Dataset rows for apps and sites

┌──

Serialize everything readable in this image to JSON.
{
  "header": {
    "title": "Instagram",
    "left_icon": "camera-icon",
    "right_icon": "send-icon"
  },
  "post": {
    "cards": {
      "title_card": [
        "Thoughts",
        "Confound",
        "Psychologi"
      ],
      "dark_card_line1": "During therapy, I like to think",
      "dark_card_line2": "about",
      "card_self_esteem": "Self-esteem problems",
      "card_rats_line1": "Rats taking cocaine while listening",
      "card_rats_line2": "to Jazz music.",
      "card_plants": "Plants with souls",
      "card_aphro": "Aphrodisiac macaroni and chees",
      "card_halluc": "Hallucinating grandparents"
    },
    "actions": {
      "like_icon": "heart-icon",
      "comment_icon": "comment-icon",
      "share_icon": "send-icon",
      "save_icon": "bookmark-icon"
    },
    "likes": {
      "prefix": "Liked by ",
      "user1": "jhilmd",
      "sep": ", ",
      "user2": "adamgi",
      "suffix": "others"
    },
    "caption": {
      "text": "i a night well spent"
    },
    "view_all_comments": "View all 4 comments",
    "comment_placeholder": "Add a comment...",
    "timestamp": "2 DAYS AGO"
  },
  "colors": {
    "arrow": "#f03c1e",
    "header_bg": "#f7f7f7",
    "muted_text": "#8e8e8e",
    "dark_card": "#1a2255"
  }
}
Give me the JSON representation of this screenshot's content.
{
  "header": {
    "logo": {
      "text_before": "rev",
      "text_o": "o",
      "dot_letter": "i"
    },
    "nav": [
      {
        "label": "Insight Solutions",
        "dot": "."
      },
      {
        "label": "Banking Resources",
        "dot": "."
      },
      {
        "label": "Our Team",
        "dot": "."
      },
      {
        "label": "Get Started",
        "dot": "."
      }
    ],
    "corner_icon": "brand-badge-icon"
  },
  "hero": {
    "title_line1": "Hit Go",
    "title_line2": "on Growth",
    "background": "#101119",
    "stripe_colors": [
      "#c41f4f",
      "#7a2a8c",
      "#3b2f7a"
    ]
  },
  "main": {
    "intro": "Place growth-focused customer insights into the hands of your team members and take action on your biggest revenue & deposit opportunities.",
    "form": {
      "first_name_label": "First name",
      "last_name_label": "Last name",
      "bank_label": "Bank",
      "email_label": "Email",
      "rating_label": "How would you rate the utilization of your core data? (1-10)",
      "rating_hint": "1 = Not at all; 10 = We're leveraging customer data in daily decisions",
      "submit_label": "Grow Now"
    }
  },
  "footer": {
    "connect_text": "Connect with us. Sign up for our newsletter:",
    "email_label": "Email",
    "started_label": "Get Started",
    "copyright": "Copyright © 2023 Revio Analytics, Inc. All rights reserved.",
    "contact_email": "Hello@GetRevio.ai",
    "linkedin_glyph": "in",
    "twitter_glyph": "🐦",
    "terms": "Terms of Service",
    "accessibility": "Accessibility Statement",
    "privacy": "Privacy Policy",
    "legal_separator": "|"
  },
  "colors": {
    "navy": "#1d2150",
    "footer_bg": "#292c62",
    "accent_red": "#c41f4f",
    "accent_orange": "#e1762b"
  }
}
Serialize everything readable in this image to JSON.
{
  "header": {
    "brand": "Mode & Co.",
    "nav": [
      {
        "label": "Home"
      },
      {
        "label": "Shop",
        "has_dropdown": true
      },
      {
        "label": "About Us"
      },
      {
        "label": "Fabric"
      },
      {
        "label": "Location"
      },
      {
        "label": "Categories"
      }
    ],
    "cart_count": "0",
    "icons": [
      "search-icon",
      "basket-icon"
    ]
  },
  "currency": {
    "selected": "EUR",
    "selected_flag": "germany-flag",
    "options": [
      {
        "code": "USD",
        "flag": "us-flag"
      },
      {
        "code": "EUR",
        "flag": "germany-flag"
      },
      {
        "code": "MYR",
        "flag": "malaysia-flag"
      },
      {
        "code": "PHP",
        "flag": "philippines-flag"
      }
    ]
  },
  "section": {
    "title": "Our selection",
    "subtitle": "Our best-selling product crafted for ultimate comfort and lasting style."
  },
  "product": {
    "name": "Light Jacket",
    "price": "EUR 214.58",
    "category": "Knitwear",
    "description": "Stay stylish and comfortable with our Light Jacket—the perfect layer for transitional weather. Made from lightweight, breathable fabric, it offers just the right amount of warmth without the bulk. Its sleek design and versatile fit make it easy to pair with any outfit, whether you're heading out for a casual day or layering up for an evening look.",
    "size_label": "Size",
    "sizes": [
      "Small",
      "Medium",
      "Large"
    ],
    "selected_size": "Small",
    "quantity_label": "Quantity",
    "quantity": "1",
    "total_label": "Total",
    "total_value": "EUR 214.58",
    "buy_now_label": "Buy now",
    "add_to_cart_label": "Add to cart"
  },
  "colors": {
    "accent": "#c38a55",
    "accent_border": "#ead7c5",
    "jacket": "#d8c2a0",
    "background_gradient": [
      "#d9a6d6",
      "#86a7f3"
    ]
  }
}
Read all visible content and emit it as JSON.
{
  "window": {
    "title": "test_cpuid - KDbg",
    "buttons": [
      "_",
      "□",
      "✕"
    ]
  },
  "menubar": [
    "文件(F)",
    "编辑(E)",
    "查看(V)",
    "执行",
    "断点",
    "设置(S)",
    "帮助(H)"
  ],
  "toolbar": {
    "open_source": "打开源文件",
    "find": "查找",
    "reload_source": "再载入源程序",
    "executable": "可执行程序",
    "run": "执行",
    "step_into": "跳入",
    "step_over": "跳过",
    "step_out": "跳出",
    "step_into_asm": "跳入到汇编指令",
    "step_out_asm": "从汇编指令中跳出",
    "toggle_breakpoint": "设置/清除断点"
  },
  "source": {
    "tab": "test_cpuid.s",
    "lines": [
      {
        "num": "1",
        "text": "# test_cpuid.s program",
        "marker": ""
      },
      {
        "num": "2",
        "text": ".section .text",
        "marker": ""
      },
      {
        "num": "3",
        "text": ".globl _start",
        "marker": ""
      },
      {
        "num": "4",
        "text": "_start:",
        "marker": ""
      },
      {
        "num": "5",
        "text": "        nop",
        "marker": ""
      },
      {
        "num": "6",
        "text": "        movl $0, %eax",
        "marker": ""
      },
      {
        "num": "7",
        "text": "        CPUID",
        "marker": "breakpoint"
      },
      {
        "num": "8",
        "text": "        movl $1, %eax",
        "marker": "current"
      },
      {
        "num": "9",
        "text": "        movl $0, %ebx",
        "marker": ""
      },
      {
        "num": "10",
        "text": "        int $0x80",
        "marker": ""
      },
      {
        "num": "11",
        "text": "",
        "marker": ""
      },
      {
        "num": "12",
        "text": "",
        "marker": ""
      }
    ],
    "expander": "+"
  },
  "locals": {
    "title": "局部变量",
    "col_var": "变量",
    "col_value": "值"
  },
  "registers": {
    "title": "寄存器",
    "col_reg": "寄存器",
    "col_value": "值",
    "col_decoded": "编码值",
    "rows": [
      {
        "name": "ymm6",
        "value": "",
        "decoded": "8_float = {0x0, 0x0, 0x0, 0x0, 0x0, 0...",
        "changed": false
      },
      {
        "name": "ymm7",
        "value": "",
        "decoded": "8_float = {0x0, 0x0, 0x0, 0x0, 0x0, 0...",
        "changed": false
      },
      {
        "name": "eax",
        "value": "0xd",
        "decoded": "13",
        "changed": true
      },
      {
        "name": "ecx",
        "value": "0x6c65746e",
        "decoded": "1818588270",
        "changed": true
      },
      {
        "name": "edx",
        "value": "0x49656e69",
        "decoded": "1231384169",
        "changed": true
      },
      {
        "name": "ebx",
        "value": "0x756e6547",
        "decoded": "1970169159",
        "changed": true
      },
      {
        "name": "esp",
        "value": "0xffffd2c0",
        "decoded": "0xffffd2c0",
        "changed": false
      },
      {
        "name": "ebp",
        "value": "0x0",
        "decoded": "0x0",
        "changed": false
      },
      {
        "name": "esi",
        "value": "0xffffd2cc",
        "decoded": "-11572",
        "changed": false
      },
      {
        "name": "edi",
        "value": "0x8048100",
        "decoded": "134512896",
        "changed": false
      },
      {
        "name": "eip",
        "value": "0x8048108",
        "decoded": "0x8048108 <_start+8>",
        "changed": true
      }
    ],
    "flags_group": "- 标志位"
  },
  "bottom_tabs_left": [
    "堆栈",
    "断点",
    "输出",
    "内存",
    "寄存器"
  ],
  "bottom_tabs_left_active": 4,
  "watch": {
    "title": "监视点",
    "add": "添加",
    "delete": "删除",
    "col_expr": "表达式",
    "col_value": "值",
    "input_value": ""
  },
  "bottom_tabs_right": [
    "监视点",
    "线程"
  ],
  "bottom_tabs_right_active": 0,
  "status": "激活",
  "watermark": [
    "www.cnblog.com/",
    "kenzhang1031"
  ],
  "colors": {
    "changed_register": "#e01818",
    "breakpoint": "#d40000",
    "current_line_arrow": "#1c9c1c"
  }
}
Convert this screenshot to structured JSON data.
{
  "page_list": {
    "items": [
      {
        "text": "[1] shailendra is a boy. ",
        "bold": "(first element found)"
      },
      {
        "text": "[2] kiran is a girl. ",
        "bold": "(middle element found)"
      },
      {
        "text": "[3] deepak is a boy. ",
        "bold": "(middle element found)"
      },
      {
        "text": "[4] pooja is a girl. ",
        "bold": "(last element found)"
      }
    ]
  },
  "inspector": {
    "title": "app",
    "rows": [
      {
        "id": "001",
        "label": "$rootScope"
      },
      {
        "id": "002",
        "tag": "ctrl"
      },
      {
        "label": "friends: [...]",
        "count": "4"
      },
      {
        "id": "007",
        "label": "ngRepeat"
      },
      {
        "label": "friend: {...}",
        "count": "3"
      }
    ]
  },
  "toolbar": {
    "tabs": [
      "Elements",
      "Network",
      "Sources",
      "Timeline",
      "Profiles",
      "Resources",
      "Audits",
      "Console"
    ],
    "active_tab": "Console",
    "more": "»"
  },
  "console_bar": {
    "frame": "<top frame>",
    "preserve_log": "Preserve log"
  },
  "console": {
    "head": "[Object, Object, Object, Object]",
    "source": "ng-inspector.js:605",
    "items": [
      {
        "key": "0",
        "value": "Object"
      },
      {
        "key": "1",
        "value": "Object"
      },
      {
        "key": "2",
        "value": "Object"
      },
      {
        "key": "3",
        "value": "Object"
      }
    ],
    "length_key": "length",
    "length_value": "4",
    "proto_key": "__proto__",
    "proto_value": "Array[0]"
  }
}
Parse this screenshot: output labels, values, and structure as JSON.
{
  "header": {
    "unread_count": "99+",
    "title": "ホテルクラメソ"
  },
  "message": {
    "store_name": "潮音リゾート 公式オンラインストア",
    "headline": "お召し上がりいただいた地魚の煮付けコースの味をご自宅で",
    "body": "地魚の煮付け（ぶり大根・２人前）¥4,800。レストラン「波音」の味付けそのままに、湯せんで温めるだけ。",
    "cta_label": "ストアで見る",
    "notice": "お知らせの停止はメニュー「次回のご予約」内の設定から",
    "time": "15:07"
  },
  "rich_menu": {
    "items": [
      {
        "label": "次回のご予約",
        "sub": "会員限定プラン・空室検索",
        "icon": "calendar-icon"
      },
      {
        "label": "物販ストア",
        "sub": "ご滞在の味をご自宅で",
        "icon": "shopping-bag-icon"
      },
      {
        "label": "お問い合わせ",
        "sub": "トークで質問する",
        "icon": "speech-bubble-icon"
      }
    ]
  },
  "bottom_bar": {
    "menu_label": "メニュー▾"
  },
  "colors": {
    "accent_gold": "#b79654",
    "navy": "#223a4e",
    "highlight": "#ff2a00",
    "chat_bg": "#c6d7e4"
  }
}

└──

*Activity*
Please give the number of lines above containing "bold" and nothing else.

*Task solution*
4